Aim of the task: All of the records must come back exactly as they were given.

Information:
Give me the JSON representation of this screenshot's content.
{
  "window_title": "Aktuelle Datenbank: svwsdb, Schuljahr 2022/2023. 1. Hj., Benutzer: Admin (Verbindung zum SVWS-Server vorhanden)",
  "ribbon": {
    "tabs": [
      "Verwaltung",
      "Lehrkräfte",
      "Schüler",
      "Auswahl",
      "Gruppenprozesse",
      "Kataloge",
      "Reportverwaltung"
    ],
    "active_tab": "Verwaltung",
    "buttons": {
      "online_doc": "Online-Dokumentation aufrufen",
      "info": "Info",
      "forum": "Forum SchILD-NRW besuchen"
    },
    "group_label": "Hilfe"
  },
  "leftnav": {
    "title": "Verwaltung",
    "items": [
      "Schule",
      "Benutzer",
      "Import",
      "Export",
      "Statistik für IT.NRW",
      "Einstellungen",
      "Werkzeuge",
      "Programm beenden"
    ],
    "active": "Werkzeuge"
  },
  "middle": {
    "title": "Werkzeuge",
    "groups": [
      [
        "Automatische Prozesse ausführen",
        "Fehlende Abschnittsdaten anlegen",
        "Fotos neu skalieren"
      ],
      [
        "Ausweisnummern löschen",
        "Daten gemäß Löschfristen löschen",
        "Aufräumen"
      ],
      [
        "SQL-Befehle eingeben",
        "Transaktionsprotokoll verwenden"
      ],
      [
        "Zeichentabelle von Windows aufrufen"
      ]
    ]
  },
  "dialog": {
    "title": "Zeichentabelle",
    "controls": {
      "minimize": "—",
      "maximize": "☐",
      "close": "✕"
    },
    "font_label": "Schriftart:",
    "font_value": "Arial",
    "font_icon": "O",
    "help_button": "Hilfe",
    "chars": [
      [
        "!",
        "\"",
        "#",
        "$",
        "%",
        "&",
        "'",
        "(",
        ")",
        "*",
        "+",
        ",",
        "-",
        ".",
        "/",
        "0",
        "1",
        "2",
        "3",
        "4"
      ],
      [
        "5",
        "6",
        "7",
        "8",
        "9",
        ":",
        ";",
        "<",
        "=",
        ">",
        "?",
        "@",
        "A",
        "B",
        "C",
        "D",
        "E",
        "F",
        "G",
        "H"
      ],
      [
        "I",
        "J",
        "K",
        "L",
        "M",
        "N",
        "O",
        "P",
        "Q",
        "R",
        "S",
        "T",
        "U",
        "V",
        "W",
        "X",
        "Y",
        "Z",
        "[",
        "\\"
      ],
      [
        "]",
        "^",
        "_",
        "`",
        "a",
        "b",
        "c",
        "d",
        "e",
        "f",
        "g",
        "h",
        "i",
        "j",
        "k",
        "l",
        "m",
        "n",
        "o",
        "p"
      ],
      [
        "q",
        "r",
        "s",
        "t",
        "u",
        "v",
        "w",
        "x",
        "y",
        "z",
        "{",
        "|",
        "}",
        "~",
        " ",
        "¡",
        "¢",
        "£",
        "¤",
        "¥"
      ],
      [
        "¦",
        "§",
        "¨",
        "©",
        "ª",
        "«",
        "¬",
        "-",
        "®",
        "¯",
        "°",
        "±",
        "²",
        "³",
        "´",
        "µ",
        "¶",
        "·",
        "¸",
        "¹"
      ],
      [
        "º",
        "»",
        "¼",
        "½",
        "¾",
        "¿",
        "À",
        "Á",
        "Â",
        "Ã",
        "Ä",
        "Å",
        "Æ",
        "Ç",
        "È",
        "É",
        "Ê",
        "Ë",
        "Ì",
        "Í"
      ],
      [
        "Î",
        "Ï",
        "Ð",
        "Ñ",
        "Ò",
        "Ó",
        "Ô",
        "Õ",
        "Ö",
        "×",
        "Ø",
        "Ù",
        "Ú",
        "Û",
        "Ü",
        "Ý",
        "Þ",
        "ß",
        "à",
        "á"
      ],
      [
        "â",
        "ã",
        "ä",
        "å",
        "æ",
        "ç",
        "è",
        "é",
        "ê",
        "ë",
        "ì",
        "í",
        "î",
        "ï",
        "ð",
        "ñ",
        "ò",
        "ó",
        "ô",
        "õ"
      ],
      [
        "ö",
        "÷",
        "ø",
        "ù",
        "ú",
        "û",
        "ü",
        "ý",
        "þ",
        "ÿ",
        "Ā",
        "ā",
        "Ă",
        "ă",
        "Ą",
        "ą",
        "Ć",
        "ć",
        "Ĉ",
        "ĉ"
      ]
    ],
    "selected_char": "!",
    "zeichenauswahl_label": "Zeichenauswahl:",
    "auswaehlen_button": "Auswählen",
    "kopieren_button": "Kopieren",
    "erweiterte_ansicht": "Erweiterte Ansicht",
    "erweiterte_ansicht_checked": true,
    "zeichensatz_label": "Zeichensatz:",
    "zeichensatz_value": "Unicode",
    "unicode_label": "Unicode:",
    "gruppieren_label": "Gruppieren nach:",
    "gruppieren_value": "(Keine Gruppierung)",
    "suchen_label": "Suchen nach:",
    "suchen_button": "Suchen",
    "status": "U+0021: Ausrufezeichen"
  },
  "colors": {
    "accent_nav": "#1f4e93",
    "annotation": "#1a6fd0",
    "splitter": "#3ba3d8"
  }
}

Output for this task:
Give me the JSON representation of this screenshot's content.
{
  "window_title": "Aktuelle Datenbank: svwsdb, Schuljahr 2022/2023. 1. Hj., Benutzer: Admin (Verbindung zum SVWS-Server vorhanden)",
  "ribbon": {
    "tabs": [
      "Verwaltung",
      "Lehrkräfte",
      "Schüler",
      "Auswahl",
      "Gruppenprozesse",
      "Kataloge",
      "Reportverwaltung"
    ],
    "active_tab": "Verwaltung",
    "buttons": {
      "online_doc": "Online-Dokumentation aufrufen",
      "info": "Info",
      "forum": "Forum SchILD-NRW besuchen"
    },
    "group_label": "Hilfe"
  },
  "leftnav": {
    "title": "Verwaltung",
    "items": [
      "Schule",
      "Benutzer",
      "Import",
      "Export",
      "Statistik für IT.NRW",
      "Einstellungen",
      "Werkzeuge",
      "Programm beenden"
    ],
    "active": "Werkzeuge"
  },
  "middle": {
    "title": "Werkzeuge",
    "groups": [
      [
        "Automatische Prozesse ausführen",
        "Fehlende Abschnittsdaten anlegen",
        "Fotos neu skalieren"
      ],
      [
        "Ausweisnummern löschen",
        "Daten gemäß Löschfristen löschen",
        "Aufräumen"
      ],
      [
        "SQL-Befehle eingeben",
        "Transaktionsprotokoll verwenden"
      ],
      [
        "Zeichentabelle von Windows aufrufen"
      ]
    ]
  },
  "dialog": {
    "title": "Zeichentabelle",
    "controls": {
      "minimize": "—",
      "maximize": "☐",
      "close": "✕"
    },
    "font_label": "Schriftart:",
    "font_value": "Arial",
    "font_icon": "O",
    "help_button": "Hilfe",
    "chars": [
      [
        "!",
        "\"",
        "#",
        "$",
        "%",
        "&",
        "'",
        "(",
        ")",
        "*",
        "+",
        ",",
        "-",
        ".",
        "/",
        "0",
        "1",
        "2",
        "3",
        "4"
      ],
      [
        "5",
        "6",
        "7",
        "8",
        "9",
        ":",
        ";",
        "<",
        "=",
        ">",
        "?",
        "@",
        "A",
        "B",
        "C",
        "D",
        "E",
        "F",
        "G",
        "H"
      ],
      [
        "I",
        "J",
        "K",
        "L",
        "M",
        "N",
        "O",
        "P",
        "Q",
        "R",
        "S",
        "T",
        "U",
        "V",
        "W",
        "X",
        "Y",
        "Z",
        "[",
        "\\"
      ],
      [
        "]",
        "^",
        "_",
        "`",
        "a",
        "b",
        "c",
        "d",
        "e",
        "f",
        "g",
        "h",
        "i",
        "j",
        "k",
        "l",
        "m",
        "n",
        "o",
        "p"
      ],
      [
        "q",
        "r",
        "s",
        "t",
        "u",
        "v",
        "w",
        "x",
        "y",
        "z",
        "{",
        "|",
        "}",
        "~",
        " ",
        "¡",
        "¢",
        "£",
        "¤",
        "¥"
      ],
      [
        "¦",
        "§",
        "¨",
        "©",
        "ª",
        "«",
        "¬",
        "-",
        "®",
        "¯",
        "°",
        "±",
        "²",
        "³",
        "´",
        "µ",
        "¶",
        "·",
        "¸",
        "¹"
      ],
      [
        "º",
        "»",
        "¼",
        "½",
        "¾",
        "¿",
        "À",
        "Á",
        "Â",
        "Ã",
        "Ä",
        "Å",
        "Æ",
        "Ç",
        "È",
        "É",
        "Ê",
        "Ë",
        "Ì",
        "Í"
      ],
      [
        "Î",
        "Ï",
        "Ð",
        "Ñ",
        "Ò",
        "Ó",
        "Ô",
        "Õ",
        "Ö",
        "×",
        "Ø",
        "Ù",
        "Ú",
        "Û",
        "Ü",
        "Ý",
        "Þ",
        "ß",
        "à",
        "á"
      ],
      [
        "â",
        "ã",
        "ä",
        "å",
        "æ",
        "ç",
        "è",
        "é",
        "ê",
        "ë",
        "ì",
        "í",
        "î",
        "ï",
        "ð",
        "ñ",
        "ò",
        "ó",
        "ô",
        "õ"
      ],
      [
        "ö",
        "÷",
        "ø",
        "ù",
        "ú",
        "û",
        "ü",
        "ý",
        "þ",
        "ÿ",
        "Ā",
        "ā",
        "Ă",
        "ă",
        "Ą",
        "ą",
        "Ć",
        "ć",
        "Ĉ",
        "ĉ"
      ]
    ],
    "selected_char": "!",
    "zeichenauswahl_label": "Zeichenauswahl:",
    "auswaehlen_button": "Auswählen",
    "kopieren_button": "Kopieren",
    "erweiterte_ansicht": "Erweiterte Ansicht",
    "erweiterte_ansicht_checked": true,
    "zeichensatz_label": "Zeichensatz:",
    "zeichensatz_value": "Unicode",
    "unicode_label": "Unicode:",
    "gruppieren_label": "Gruppieren nach:",
    "gruppieren_value": "(Keine Gruppierung)",
    "suchen_label": "Suchen nach:",
    "suchen_button": "Suchen",
    "status": "U+0021: Ausrufezeichen"
  },
  "colors": {
    "accent_nav": "#1f4e93",
    "annotation": "#1a6fd0",
    "splitter": "#3ba3d8"
  }
}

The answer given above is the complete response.